lvcreate -L400G -n backupLV backupVG Volume group "backupVG" has insufficient free space (102399 extents): 102400 required.
Oh, well of course, not only is our original drive probably not exactly 400 gigs, but LVM itself takes up some small amount of space itself using percent will allocate the correct amount automatically.
Let's allocate an amount much smaller than the maximum.. let's say just 100 gigs:
lvreduce -L100G /dev/backupVG/backupLV WARNING: Reducing active logical volume to 100,00 GiB THIS MAY DESTROY YOUR DATA (filesystem etc.) Do you really want to reduce backupLV? [y/n]:
Let's just hit "y" for our exercise.

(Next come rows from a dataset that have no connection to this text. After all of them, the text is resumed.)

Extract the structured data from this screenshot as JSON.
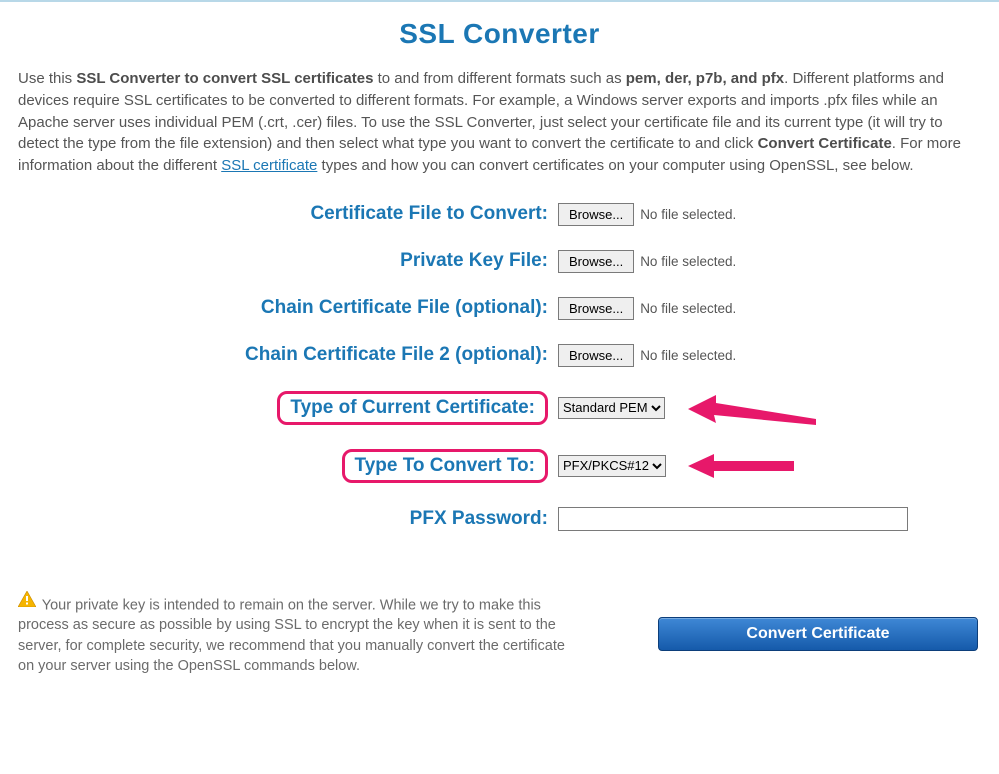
{
  "title": "SSL Converter",
  "intro": {
    "t1": "Use this ",
    "b1": "SSL Converter to convert SSL certificates",
    "t2": " to and from different formats such as ",
    "b2": "pem, der, p7b, and pfx",
    "t3": ". Different platforms and devices require SSL certificates to be converted to different formats. For example, a Windows server exports and imports .pfx files while an Apache server uses individual PEM (.crt, .cer) files. To use the SSL Converter, just select your certificate file and its current type (it will try to detect the type from the file extension) and then select what type you want to convert the certificate to and click ",
    "b3": "Convert Certificate",
    "t4": ". For more information about the different ",
    "link": "SSL certificate",
    "t5": " types and how you can convert certificates on your computer using OpenSSL, see below."
  },
  "labels": {
    "cert_file": "Certificate File to Convert:",
    "priv_key": "Private Key File:",
    "chain1": "Chain Certificate File (optional):",
    "chain2": "Chain Certificate File 2 (optional):",
    "type_current": "Type of Current Certificate:",
    "type_convert": "Type To Convert To:",
    "pfx_pass": "PFX Password:"
  },
  "browse_label": "Browse...",
  "no_file": "No file selected.",
  "select_current": "Standard PEM",
  "select_convert": "PFX/PKCS#12",
  "pfx_value": "",
  "warning_text": " Your private key is intended to remain on the server. While we try to make this process as secure as possible by using SSL to encrypt the key when it is sent to the server, for complete security, we recommend that you manually convert the certificate on your server using the OpenSSL commands below.",
  "convert_button": "Convert Certificate"
}
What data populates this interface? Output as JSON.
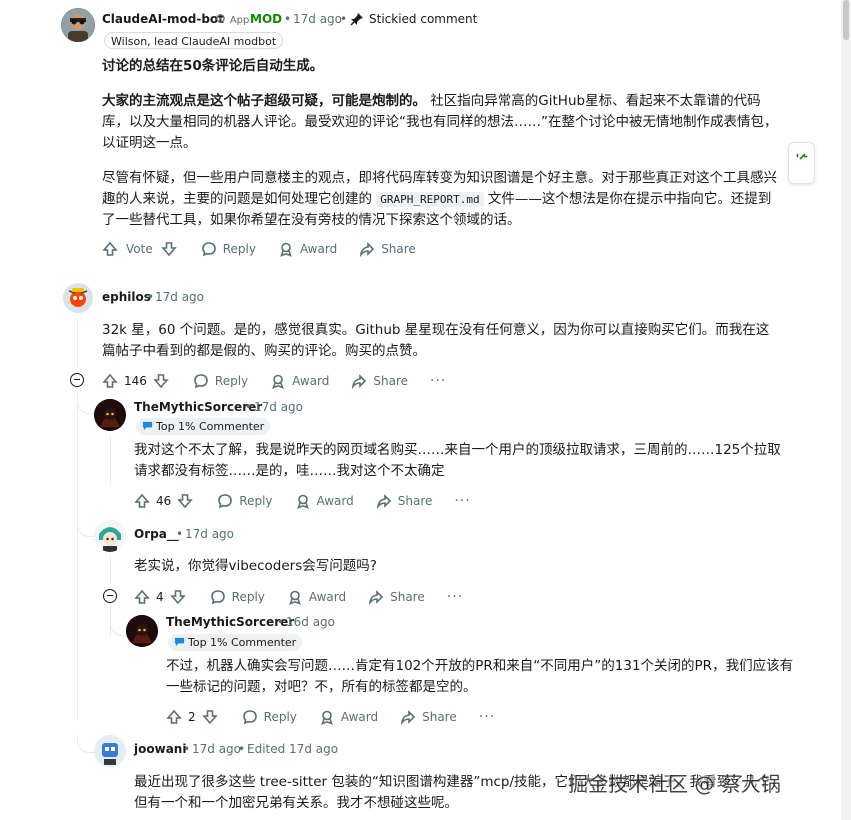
{
  "comments": {
    "mod": {
      "username": "ClaudeAI-mod-bot",
      "app_label": "App",
      "mod_label": "MOD",
      "time": "17d ago",
      "stickied": "Stickied comment",
      "flair": "Wilson, lead ClaudeAI modbot",
      "p1": "讨论的总结在50条评论后自动生成。",
      "p2_bold": "大家的主流观点是这个帖子超级可疑，可能是炮制的。",
      "p2_rest": " 社区指向异常高的GitHub星标、看起来不太靠谱的代码库，以及大量相同的机器人评论。最受欢迎的评论“我也有同样的想法……”在整个讨论中被无情地制作成表情包，以证明这一点。",
      "p3_a": "尽管有怀疑，但一些用户同意楼主的观点，即将代码库转变为知识图谱是个好主意。对于那些真正对这个工具感兴趣的人来说，主要的问题是如何处理它创建的 ",
      "p3_code": "GRAPH_REPORT.md",
      "p3_b": " 文件——这个想法是你在提示中指向它。还提到了一些替代工具，如果你希望在没有旁枝的情况下探索这个领域的话。",
      "vote_label": "Vote",
      "reply": "Reply",
      "award": "Award",
      "share": "Share"
    },
    "ephilos": {
      "username": "ephilos",
      "time": "17d ago",
      "text": "32k 星，60 个问题。是的，感觉很真实。Github 星星现在没有任何意义，因为你可以直接购买它们。而我在这篇帖子中看到的都是假的、购买的评论。购买的点赞。",
      "votes": "146",
      "reply": "Reply",
      "award": "Award",
      "share": "Share",
      "more": "···"
    },
    "mythic1": {
      "username": "TheMythicSorcerer",
      "time": "17d ago",
      "flair": "Top 1% Commenter",
      "text": "我对这个不太了解，我是说昨天的网页域名购买……来自一个用户的顶级拉取请求，三周前的……125个拉取请求都没有标签……是的，哇……我对这个不太确定",
      "votes": "46",
      "reply": "Reply",
      "award": "Award",
      "share": "Share",
      "more": "···"
    },
    "orpa": {
      "username": "Orpa__",
      "time": "17d ago",
      "text": "老实说，你觉得vibecoders会写问题吗?",
      "votes": "4",
      "reply": "Reply",
      "award": "Award",
      "share": "Share",
      "more": "···"
    },
    "mythic2": {
      "username": "TheMythicSorcerer",
      "time": "16d ago",
      "flair": "Top 1% Commenter",
      "text": "不过，机器人确实会写问题……肯定有102个开放的PR和来自“不同用户”的131个关闭的PR，我们应该有一些标记的问题，对吧？不，所有的标签都是空的。",
      "votes": "2",
      "reply": "Reply",
      "award": "Award",
      "share": "Share",
      "more": "···"
    },
    "joowani": {
      "username": "joowani",
      "time": "17d ago",
      "edited": "Edited 17d ago",
      "text": "最近出现了很多这些 tree-sitter 包装的“知识图谱构建器”mcp/技能，它们大多数都是骗子。我看到了几个，但有一个和一个加密兄弟有关系。我才不想碰这些呢。"
    }
  },
  "watermark": "掘金技术社区 @ 蔡大锅",
  "colors": {
    "mod_green": "#0e8a00",
    "meta_gray": "#576f76",
    "text": "#1a1a1b"
  }
}
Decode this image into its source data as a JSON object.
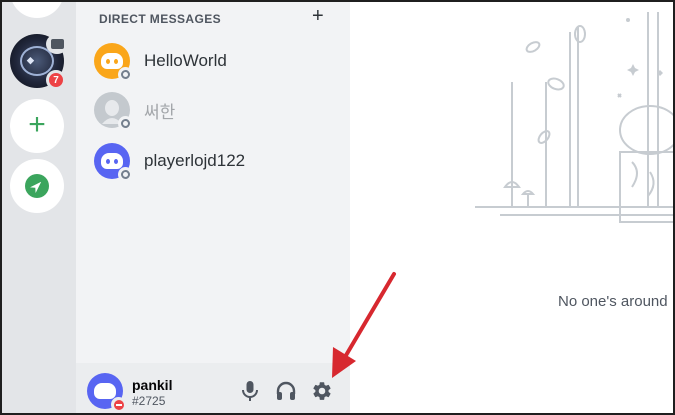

Do you really want to reduce backupLV? [y/n]: y Size of logical volume backupVG/backupLV changed from 400,00 GiB (102399 extents) to 100,00 GiB (25600 extents).
Nice. We can add another volume next to it at any point:
lvcreate -L100G -n YetAnotherLV /dev/backupVG Logical volume "YetAnotherLV" created
Great! And just remember you can delete these volumes using "lvremove."
When you manipulate logical volumes that contain actual data, you obviously need to make sure you have a backup saved somewhere else. To do this, you can actually create a volume snapshot and send it to another server through SSH.
Create a logical volume on your remote server of a equal or greater value:
lvcreate -L100G –n VolumeForDump /dev/volumegroup00
Now we make a snapshot on the original server using the "-s" flag:
lvcreate -L100G -s -n SnapshotCopy /dev/backupVG/backupLV Logical volume "SnapshotCopy" created
Now just start the dump over SSH:
dd if=/dev/backupVG/SnapshotCopy | ssh firstname.lastname@example.org -p 22 dd of=/dev/volumegroup00/VolumeForDump
Obviously, the time it'll take depends on the size of the volume.
This about covers the basics of LVM and how to use it. Make sure you test all these examples on empty servers first, before messing with any sensitive data.
Until next time!
This article was originally published June 2016